Dataset excerpts Block Start
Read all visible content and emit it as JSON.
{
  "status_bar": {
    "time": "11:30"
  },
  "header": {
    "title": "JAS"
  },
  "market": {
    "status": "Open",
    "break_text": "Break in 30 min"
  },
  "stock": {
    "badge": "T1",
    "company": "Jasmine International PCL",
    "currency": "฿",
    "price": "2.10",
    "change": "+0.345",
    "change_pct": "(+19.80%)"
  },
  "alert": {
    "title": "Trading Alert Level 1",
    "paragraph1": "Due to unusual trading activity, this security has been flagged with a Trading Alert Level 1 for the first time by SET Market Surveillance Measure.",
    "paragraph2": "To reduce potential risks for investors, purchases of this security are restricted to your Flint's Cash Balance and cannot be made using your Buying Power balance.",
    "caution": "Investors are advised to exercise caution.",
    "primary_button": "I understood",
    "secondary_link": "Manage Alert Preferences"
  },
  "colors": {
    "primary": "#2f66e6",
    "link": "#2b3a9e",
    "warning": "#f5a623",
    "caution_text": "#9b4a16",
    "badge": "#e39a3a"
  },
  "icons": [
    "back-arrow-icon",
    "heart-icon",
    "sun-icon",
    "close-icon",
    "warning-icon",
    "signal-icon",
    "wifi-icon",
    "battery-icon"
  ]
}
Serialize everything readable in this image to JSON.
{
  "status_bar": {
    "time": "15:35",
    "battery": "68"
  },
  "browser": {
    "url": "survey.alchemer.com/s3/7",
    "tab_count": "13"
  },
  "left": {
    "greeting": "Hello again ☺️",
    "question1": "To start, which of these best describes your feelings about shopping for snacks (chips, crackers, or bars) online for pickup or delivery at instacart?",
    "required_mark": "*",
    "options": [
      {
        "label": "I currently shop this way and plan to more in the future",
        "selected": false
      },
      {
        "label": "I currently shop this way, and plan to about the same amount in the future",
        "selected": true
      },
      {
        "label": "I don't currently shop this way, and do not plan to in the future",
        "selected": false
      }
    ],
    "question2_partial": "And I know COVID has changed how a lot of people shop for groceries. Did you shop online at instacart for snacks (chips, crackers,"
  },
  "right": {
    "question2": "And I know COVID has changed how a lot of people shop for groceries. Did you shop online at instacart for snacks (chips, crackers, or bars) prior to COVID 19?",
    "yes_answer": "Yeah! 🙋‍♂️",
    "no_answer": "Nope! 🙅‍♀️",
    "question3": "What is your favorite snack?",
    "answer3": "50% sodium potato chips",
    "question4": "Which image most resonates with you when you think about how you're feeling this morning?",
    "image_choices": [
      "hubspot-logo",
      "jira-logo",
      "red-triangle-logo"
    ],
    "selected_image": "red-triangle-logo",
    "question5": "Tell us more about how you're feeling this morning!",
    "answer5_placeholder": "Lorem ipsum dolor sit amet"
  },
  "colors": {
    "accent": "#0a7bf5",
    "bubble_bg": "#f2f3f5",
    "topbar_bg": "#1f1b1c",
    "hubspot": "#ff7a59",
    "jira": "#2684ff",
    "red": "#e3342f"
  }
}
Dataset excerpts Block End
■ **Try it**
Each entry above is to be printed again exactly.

■ **Result below**
Read all visible content and emit it as JSON.
{
  "status_bar": {
    "time": "11:30"
  },
  "header": {
    "title": "JAS"
  },
  "market": {
    "status": "Open",
    "break_text": "Break in 30 min"
  },
  "stock": {
    "badge": "T1",
    "company": "Jasmine International PCL",
    "currency": "฿",
    "price": "2.10",
    "change": "+0.345",
    "change_pct": "(+19.80%)"
  },
  "alert": {
    "title": "Trading Alert Level 1",
    "paragraph1": "Due to unusual trading activity, this security has been flagged with a Trading Alert Level 1 for the first time by SET Market Surveillance Measure.",
    "paragraph2": "To reduce potential risks for investors, purchases of this security are restricted to your Flint's Cash Balance and cannot be made using your Buying Power balance.",
    "caution": "Investors are advised to exercise caution.",
    "primary_button": "I understood",
    "secondary_link": "Manage Alert Preferences"
  },
  "colors": {
    "primary": "#2f66e6",
    "link": "#2b3a9e",
    "warning": "#f5a623",
    "caution_text": "#9b4a16",
    "badge": "#e39a3a"
  },
  "icons": [
    "back-arrow-icon",
    "heart-icon",
    "sun-icon",
    "close-icon",
    "warning-icon",
    "signal-icon",
    "wifi-icon",
    "battery-icon"
  ]
}
Serialize everything readable in this image to JSON.
{
  "status_bar": {
    "time": "15:35",
    "battery": "68"
  },
  "browser": {
    "url": "survey.alchemer.com/s3/7",
    "tab_count": "13"
  },
  "left": {
    "greeting": "Hello again ☺️",
    "question1": "To start, which of these best describes your feelings about shopping for snacks (chips, crackers, or bars) online for pickup or delivery at instacart?",
    "required_mark": "*",
    "options": [
      {
        "label": "I currently shop this way and plan to more in the future",
        "selected": false
      },
      {
        "label": "I currently shop this way, and plan to about the same amount in the future",
        "selected": true
      },
      {
        "label": "I don't currently shop this way, and do not plan to in the future",
        "selected": false
      }
    ],
    "question2_partial": "And I know COVID has changed how a lot of people shop for groceries. Did you shop online at instacart for snacks (chips, crackers,"
  },
  "right": {
    "question2": "And I know COVID has changed how a lot of people shop for groceries. Did you shop online at instacart for snacks (chips, crackers, or bars) prior to COVID 19?",
    "yes_answer": "Yeah! 🙋‍♂️",
    "no_answer": "Nope! 🙅‍♀️",
    "question3": "What is your favorite snack?",
    "answer3": "50% sodium potato chips",
    "question4": "Which image most resonates with you when you think about how you're feeling this morning?",
    "image_choices": [
      "hubspot-logo",
      "jira-logo",
      "red-triangle-logo"
    ],
    "selected_image": "red-triangle-logo",
    "question5": "Tell us more about how you're feeling this morning!",
    "answer5_placeholder": "Lorem ipsum dolor sit amet"
  },
  "colors": {
    "accent": "#0a7bf5",
    "bubble_bg": "#f2f3f5",
    "topbar_bg": "#1f1b1c",
    "hubspot": "#ff7a59",
    "jira": "#2684ff",
    "red": "#e3342f"
  }
}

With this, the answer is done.